Show me every line in the listing that has the word "chevron".

-- -- --

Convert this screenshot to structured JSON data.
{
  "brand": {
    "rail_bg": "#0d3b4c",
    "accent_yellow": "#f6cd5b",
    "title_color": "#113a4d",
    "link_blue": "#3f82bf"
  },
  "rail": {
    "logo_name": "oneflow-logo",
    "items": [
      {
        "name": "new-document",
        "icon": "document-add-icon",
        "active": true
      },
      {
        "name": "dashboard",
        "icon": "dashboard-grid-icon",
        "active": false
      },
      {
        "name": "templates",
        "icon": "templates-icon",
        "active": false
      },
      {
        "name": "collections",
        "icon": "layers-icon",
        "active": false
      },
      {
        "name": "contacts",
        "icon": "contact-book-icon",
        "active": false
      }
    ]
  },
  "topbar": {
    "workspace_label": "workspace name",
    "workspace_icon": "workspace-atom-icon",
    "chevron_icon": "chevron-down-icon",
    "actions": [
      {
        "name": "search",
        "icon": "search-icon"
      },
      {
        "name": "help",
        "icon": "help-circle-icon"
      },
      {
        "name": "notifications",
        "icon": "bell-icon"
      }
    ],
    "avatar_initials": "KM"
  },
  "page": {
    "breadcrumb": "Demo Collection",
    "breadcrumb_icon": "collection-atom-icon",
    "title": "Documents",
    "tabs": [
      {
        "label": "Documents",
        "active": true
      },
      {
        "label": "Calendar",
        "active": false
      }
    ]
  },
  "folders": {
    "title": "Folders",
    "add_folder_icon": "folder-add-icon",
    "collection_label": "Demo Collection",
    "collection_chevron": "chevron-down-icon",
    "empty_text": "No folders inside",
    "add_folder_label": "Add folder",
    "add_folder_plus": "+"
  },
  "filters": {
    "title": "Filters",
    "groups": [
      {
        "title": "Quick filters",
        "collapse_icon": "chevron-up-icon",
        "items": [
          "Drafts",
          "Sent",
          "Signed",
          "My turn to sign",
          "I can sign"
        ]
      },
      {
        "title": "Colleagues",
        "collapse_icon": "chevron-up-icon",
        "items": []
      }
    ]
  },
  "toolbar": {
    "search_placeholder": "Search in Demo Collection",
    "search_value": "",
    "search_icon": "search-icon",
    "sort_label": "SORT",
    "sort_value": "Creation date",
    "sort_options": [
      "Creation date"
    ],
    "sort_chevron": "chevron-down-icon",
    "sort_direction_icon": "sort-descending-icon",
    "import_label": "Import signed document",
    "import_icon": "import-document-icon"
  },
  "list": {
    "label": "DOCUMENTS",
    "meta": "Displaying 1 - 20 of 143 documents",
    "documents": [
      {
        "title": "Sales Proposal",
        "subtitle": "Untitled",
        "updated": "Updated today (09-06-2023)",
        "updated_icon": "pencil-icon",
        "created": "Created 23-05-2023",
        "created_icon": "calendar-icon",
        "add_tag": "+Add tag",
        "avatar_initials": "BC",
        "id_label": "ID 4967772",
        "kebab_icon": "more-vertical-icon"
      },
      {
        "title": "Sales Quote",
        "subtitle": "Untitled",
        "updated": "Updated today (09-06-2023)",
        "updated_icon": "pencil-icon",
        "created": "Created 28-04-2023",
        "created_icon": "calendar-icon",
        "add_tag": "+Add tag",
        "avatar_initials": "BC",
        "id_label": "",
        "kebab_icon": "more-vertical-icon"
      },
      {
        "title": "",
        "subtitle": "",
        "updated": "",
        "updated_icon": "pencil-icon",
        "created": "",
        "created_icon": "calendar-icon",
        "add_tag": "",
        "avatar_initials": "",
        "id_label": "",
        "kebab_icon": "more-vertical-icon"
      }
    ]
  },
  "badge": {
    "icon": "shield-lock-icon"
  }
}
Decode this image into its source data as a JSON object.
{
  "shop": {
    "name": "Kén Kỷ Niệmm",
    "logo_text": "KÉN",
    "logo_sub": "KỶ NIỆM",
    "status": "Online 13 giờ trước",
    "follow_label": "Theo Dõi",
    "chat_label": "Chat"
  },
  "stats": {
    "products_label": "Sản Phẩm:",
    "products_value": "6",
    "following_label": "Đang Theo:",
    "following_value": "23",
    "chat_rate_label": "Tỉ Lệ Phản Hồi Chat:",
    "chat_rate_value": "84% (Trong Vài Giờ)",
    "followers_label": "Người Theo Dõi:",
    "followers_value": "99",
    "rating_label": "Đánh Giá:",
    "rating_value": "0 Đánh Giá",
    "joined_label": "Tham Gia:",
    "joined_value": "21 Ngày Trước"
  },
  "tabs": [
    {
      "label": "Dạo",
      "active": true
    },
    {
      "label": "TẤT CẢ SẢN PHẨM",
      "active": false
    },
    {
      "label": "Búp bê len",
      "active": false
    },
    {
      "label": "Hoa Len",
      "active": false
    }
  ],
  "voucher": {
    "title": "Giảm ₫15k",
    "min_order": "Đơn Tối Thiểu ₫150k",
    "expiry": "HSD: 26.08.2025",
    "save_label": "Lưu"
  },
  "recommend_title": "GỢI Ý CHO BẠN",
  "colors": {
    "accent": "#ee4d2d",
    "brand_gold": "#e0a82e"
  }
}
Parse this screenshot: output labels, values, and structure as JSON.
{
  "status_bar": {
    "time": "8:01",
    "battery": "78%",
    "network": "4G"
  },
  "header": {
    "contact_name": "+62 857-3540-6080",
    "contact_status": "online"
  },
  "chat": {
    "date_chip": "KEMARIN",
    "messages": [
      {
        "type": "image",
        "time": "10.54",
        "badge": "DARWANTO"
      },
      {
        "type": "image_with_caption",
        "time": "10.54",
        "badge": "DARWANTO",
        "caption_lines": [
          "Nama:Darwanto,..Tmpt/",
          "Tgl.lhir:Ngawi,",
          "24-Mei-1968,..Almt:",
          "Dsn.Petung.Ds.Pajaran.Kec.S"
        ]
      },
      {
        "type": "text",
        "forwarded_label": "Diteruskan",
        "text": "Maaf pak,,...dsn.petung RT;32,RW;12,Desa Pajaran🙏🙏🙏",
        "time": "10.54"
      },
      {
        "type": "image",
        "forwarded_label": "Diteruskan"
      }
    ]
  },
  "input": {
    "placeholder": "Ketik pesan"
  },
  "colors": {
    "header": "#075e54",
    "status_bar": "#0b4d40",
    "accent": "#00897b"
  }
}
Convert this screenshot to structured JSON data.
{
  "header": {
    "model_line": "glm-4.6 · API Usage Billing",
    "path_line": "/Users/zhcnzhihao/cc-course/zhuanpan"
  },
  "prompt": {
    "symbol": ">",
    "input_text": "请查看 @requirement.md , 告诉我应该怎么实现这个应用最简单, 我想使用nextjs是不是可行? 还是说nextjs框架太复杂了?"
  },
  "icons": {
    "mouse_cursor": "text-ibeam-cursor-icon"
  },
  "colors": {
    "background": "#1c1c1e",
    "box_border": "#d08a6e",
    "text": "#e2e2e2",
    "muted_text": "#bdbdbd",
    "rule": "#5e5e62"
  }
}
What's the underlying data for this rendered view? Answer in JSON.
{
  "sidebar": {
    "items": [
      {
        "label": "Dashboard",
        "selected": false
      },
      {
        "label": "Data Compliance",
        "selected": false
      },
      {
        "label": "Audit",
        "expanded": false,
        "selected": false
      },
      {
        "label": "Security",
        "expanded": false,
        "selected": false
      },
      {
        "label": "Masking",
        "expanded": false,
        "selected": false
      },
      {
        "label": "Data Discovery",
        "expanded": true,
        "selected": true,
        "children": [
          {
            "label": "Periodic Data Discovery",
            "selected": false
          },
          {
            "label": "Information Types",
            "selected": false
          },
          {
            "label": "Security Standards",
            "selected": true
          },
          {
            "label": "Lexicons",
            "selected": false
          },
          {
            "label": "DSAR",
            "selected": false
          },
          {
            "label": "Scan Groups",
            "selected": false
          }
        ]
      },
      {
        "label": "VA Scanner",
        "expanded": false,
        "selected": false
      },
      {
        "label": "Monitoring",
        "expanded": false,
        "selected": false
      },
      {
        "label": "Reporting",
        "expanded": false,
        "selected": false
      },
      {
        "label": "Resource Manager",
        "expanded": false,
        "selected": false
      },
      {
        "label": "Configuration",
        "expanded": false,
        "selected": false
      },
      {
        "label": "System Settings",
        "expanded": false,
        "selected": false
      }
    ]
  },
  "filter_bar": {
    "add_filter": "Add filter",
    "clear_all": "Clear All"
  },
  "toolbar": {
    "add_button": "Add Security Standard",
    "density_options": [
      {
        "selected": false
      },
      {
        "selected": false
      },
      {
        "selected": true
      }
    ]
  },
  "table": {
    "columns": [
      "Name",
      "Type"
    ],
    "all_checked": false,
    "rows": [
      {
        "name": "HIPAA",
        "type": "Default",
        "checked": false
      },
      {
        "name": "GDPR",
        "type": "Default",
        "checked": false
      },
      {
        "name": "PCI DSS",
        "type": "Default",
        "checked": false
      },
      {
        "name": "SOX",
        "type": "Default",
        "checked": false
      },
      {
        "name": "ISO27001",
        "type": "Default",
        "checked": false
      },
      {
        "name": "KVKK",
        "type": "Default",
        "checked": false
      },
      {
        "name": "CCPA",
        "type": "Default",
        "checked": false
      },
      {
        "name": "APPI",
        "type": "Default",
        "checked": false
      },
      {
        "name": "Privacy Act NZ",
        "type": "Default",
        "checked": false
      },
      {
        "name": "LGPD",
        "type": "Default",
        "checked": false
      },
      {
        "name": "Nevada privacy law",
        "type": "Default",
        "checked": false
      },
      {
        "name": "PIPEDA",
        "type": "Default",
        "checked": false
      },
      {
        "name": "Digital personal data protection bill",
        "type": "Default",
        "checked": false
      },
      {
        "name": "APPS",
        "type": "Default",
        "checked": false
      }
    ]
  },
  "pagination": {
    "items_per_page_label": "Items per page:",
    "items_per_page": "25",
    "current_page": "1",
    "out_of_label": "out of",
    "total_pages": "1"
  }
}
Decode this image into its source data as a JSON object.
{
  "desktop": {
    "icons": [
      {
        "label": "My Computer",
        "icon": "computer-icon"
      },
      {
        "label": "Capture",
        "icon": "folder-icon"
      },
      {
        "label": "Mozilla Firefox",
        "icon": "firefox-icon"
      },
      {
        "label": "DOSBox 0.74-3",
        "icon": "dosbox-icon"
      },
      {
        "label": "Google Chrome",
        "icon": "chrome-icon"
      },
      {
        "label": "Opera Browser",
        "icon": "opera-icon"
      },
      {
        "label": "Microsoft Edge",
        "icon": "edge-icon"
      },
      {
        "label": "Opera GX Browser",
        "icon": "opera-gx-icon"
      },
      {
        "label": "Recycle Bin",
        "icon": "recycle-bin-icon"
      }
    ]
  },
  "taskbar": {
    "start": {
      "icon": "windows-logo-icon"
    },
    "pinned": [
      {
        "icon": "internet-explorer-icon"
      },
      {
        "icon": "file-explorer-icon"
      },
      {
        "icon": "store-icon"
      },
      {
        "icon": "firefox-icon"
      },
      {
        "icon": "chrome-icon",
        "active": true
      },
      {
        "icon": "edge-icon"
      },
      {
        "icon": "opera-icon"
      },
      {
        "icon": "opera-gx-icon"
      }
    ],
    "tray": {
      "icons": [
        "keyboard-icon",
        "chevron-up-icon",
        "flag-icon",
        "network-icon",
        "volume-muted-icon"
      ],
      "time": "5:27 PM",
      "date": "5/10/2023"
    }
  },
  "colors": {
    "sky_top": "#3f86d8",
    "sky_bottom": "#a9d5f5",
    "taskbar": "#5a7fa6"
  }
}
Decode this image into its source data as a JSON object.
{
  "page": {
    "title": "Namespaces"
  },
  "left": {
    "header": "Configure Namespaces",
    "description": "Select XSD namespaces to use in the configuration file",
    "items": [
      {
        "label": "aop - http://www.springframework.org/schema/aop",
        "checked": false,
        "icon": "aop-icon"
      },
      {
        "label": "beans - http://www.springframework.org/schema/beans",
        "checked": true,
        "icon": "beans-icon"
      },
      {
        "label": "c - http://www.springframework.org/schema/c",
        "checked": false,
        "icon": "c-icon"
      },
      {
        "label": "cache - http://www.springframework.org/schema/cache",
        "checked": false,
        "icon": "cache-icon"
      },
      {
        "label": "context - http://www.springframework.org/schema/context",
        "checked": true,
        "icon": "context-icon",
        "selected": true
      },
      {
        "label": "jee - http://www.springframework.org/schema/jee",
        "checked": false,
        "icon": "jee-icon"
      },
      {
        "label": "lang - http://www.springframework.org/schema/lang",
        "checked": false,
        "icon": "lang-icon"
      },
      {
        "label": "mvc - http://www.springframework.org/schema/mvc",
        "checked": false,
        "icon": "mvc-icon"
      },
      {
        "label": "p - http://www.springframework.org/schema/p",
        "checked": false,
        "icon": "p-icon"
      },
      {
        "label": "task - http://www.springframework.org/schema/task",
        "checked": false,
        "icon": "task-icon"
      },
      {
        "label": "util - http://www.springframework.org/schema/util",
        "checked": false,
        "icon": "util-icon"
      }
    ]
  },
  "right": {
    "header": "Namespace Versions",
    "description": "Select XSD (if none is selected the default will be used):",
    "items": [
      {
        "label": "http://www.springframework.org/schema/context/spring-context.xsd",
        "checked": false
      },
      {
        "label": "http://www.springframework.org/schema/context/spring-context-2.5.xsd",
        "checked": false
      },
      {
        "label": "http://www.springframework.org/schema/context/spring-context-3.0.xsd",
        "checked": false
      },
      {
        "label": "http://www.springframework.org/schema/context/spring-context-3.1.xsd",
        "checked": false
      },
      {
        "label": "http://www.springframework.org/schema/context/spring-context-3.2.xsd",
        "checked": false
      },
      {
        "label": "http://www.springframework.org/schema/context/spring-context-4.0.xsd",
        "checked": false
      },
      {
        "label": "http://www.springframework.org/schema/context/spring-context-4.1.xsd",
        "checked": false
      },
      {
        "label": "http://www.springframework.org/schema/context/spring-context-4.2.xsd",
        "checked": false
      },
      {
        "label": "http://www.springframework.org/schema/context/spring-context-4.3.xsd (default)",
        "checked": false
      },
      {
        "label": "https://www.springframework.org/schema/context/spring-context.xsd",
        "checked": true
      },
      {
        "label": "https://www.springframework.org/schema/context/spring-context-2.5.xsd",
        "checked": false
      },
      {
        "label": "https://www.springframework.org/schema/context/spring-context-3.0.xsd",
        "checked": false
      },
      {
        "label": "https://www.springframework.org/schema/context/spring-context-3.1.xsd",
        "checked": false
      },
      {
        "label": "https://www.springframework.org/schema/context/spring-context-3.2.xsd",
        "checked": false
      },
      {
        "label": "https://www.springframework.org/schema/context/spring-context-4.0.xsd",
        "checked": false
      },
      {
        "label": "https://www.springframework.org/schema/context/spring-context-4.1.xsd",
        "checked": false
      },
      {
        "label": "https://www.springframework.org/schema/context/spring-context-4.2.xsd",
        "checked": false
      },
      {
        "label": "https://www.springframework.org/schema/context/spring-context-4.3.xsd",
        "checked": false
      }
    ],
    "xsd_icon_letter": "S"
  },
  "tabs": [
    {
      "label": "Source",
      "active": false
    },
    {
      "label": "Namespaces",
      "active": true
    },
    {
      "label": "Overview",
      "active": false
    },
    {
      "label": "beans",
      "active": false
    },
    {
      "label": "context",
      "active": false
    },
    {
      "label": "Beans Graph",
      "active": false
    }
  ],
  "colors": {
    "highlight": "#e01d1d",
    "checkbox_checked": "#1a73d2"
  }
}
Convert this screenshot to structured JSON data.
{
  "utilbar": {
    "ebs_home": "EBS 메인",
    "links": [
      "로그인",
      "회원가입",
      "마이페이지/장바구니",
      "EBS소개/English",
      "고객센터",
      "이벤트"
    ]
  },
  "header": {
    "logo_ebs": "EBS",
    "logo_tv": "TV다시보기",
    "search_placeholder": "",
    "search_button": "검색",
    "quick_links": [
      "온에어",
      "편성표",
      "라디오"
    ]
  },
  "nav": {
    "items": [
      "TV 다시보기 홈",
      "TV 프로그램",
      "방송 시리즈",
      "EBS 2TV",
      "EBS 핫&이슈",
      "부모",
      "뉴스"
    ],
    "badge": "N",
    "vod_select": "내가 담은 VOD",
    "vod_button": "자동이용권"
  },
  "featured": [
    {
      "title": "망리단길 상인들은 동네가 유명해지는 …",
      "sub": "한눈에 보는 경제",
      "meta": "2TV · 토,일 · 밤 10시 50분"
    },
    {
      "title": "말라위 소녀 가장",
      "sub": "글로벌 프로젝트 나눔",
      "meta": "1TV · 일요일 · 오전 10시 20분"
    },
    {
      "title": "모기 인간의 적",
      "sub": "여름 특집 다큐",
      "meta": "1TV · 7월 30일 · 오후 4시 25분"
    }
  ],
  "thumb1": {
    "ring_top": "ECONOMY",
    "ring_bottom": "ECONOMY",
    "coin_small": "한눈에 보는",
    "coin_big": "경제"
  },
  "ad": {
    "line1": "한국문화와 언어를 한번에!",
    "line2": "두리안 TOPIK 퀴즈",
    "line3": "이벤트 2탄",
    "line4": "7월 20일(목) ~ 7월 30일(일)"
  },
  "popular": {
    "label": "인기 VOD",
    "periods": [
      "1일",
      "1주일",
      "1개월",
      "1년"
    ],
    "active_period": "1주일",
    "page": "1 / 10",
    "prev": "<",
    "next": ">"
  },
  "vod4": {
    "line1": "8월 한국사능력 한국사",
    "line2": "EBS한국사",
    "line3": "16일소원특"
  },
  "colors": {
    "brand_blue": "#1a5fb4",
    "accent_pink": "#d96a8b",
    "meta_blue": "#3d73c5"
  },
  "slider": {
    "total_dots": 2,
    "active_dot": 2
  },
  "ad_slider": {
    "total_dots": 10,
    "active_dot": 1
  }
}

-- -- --

• Written response:
    "chevron_icon": "chevron-down-icon",
    "collection_chevron": "chevron-down-icon",
        "collapse_icon": "chevron-up-icon",
        "collapse_icon": "chevron-up-icon",
    "sort_chevron": "chevron-down-icon",
        "chevron-up-icon",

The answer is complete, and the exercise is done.